The poem uses interesting examples of language. Some of which readers may find complicated and hard to understand. But, as with most poems, this one benefits from more than one reading. ‘Atlantic City Waiter’ is filled with images that are more than worth uncovering and understanding.
Atlantic City Waiter Countee Cullen With subtle poise he grips his tray Of delicate things to eat; Choice viands to their mouths half way, The ladies watch his feet Go carving dexterous avenues Through sly intricacies; Ten thousand years on jungle clues Alone shaped feet like these. For him to be humble who is proud Needs colder artifice; Though half his pride is disavowed, In vain the sacrifice. Sheer through his acquiescent mask Of bland gentility, The jungle flames like a copper cask Set where the sun strikes free.
Explore Atlantic City Waiter
‘Atlantic City Waiter’ by Countee Cullen is a thoughtful poem about a waiter’s experience working in Atlantic City and his history.
The poem begins by describing the way a waiter moves. He’s observed, like a majestic animal, by the men and women in the restaurant. But, he maintains a cold exterior. Underneath that is a broad and proud history that could only come from thousands of years of influence from the jungle.
Structure and Form
‘Atlantic City Waiter’ by Countee Cullen is a sixteen-line poem that follows a rhyme scheme of ABABCDCDEFEFGHGH. This simple and effective rhymes scheme helps create a standard rhythm for the poem. It also helps the reader move steadily through the lines. The meter alternates between iambic tetrameter and iambic trimeter. This means that the lines either have four sets of two beats or three sets of two beats.
Throughout this poem, the poet makes use of several literary devices. These include but are not limited to:
- Enjambment: can be seen when the poet cuts off a line before its natural stopping point. For example, the transition between lines one and two as well as lines five and six.
- Alliteration: the repetition of the same consonant sound at the beginning of multiple words. For example, “him” and “humble” in line nine and “copper cask” in line fifteen.
- Imagery: can be seen when the poet uses especially interesting and memorable descriptions. For example, “With subtle poise he grips his tray / Of delicate things to eat.”
With subtle poise he grips his tray
Of delicate things to eat;
Choice viands to their mouths half way,
The ladies watch his feet
Go carving dexterous avenues

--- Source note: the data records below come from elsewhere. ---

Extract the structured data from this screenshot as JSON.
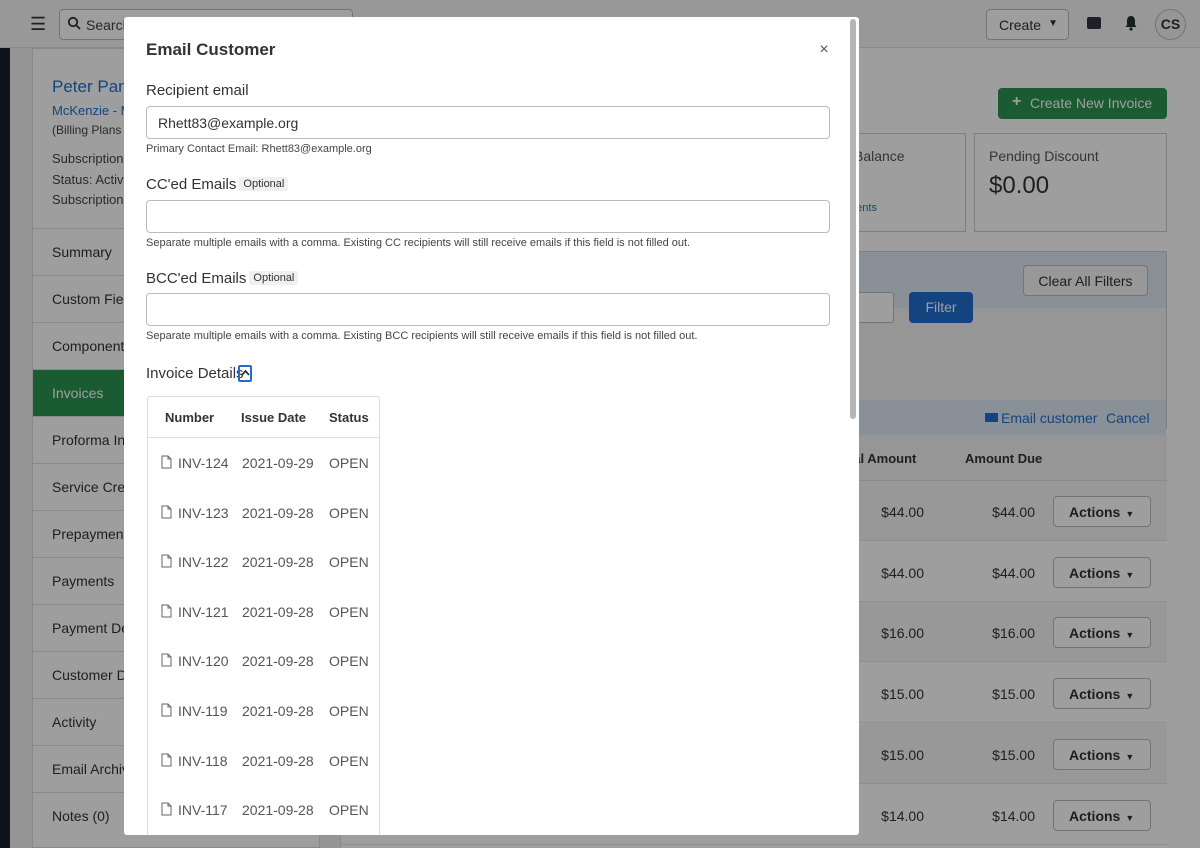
{
  "topbar": {
    "search_placeholder": "Search",
    "create_label": "Create",
    "avatar_initials": "CS"
  },
  "customer": {
    "name": "Peter Pan",
    "org": "McKenzie - M",
    "plan": "(Billing Plans",
    "subscription": "Subscription",
    "status": "Status: Active",
    "subscription2": "Subscription"
  },
  "sidebar": {
    "items": [
      {
        "label": "Summary",
        "active": false
      },
      {
        "label": "Custom Fields",
        "active": false
      },
      {
        "label": "Components",
        "active": false
      },
      {
        "label": "Invoices",
        "active": true
      },
      {
        "label": "Proforma Invoices",
        "active": false
      },
      {
        "label": "Service Credits",
        "active": false
      },
      {
        "label": "Prepayments",
        "active": false
      },
      {
        "label": "Payments",
        "active": false
      },
      {
        "label": "Payment Details",
        "active": false
      },
      {
        "label": "Customer Details",
        "active": false
      },
      {
        "label": "Activity",
        "active": false
      },
      {
        "label": "Email Archive",
        "active": false
      },
      {
        "label": "Notes (0)",
        "active": false
      }
    ]
  },
  "main": {
    "create_invoice_label": "Create New Invoice",
    "balance_label": "Balance",
    "balance_link": "ments",
    "pending_discount_label": "Pending Discount",
    "pending_discount_value": "$0.00",
    "clear_filters_label": "Clear All Filters",
    "filter_label": "Filter",
    "email_customer_label": "Email customer",
    "cancel_label": "Cancel",
    "col_total": "otal Amount",
    "col_due": "Amount Due",
    "actions_label": "Actions",
    "rows": [
      {
        "total": "$44.00",
        "due": "$44.00"
      },
      {
        "total": "$44.00",
        "due": "$44.00"
      },
      {
        "total": "$16.00",
        "due": "$16.00"
      },
      {
        "total": "$15.00",
        "due": "$15.00"
      },
      {
        "total": "$15.00",
        "due": "$15.00"
      },
      {
        "total": "$14.00",
        "due": "$14.00"
      }
    ]
  },
  "modal": {
    "title": "Email Customer",
    "close_symbol": "×",
    "recipient_label": "Recipient email",
    "recipient_value": "Rhett83@example.org",
    "recipient_hint": "Primary Contact Email: Rhett83@example.org",
    "cc_label": "CC'ed Emails",
    "cc_value": "",
    "optional_tag": "Optional",
    "cc_hint": "Separate multiple emails with a comma. Existing CC recipients will still receive emails if this field is not filled out.",
    "bcc_label": "BCC'ed Emails",
    "bcc_value": "",
    "bcc_hint": "Separate multiple emails with a comma. Existing BCC recipients will still receive emails if this field is not filled out.",
    "details_label": "Invoice Details",
    "table_headers": {
      "number": "Number",
      "issue_date": "Issue Date",
      "status": "Status"
    },
    "invoices": [
      {
        "number": "INV-124",
        "date": "2021-09-29",
        "status": "OPEN"
      },
      {
        "number": "INV-123",
        "date": "2021-09-28",
        "status": "OPEN"
      },
      {
        "number": "INV-122",
        "date": "2021-09-28",
        "status": "OPEN"
      },
      {
        "number": "INV-121",
        "date": "2021-09-28",
        "status": "OPEN"
      },
      {
        "number": "INV-120",
        "date": "2021-09-28",
        "status": "OPEN"
      },
      {
        "number": "INV-119",
        "date": "2021-09-28",
        "status": "OPEN"
      },
      {
        "number": "INV-118",
        "date": "2021-09-28",
        "status": "OPEN"
      },
      {
        "number": "INV-117",
        "date": "2021-09-28",
        "status": "OPEN"
      }
    ]
  },
  "colors": {
    "brand_green": "#2b9350",
    "link_blue": "#1f6fce"
  }
}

Through sly intricacies;
In the first lines of ‘Atlantic City Waiter,’ the speaker begins by bringing the reader directly into the action of the poem. This is a technique known as in medias res. It’s up to the reader to interpret context clues and figure out the details of the situation. The speaker refers to “he,” clearly the waiter referenced in the title.
This person is carrying a tray of delicious food. The poet uses the unusual word “viands” to describe it. This is an archaic way of referring to an item of food. As he works, the women in the restaurant watch him. The poet uses a metaphor to describe his movements. He walks between the tables and chairs as though “carving dexterous avenues.” Already, readers should have a good image of this man in their mind.
Ten thousand years on jungle clues
Alone shaped feet like these.
For him to be humble who is proud
Needs colder artifice;
Though half his pride is disavowed,
In vain the sacrifice.
Sheer through his acquiescent mask
Of bland gentility,
The jungle flames like a copper cask
Set where the sun strikes free.
In the following lines, the speaker expands away from the specific image of the waiter to discuss his history. He suggests that years of the shaping in the “jungle” created this man. He’s “humble” but needs to maintain a “colder artifice” as he goes about his work. He’s observed, like a creature, by the patrons of the restaurant.
It’s clear that although the man is working a simple job, Cullen’s speaker can see much more than that under the surface. His pride is there, seen through his movements, as are hints of his history.
The tone is descriptive and reverential. The speaker spends the lines celebrating the waiter’s strength and pride. The speaker emphasizes the man’s history and the way he has to carry himself today.
The purpose is to explore the waiter’s life and history and relate his experience to the broader experience of African American men and women throughout society. They are forced to put on a certain appearance and continually have their proud histories pushed down.
The themes at work in this poem include racial injustice and history. The poet acknowledges these themes through his thoughtful and powerful use of language. He alludes to how the man carries himself and his history, allowing the reader to connect this specific person to broader societal issues.
The speaker is familiar with Atlantic City. Cullen himself septa time working there, something that might suggest that he saw himself as the speaker in this poem as well as the waiter.
Readers who enjoyed ‘Atlantic City Waiter’ should also consider reading some other Countee Cullen poems. For example:
- ‘Any Human to Another’ – the speaker describes how essential human interaction is. He also reveals how one person suffering affects everyone.
- ‘From the Dark Tower’ – a thoughtful poem about the Black experience. It suggests that there is a brighter future on the horizon.
- ‘Hey, Black Child’ – a moving and memorable poem that is directed to and dedicated to all the black children who have been taught by the world that their lives can’t amount to anything.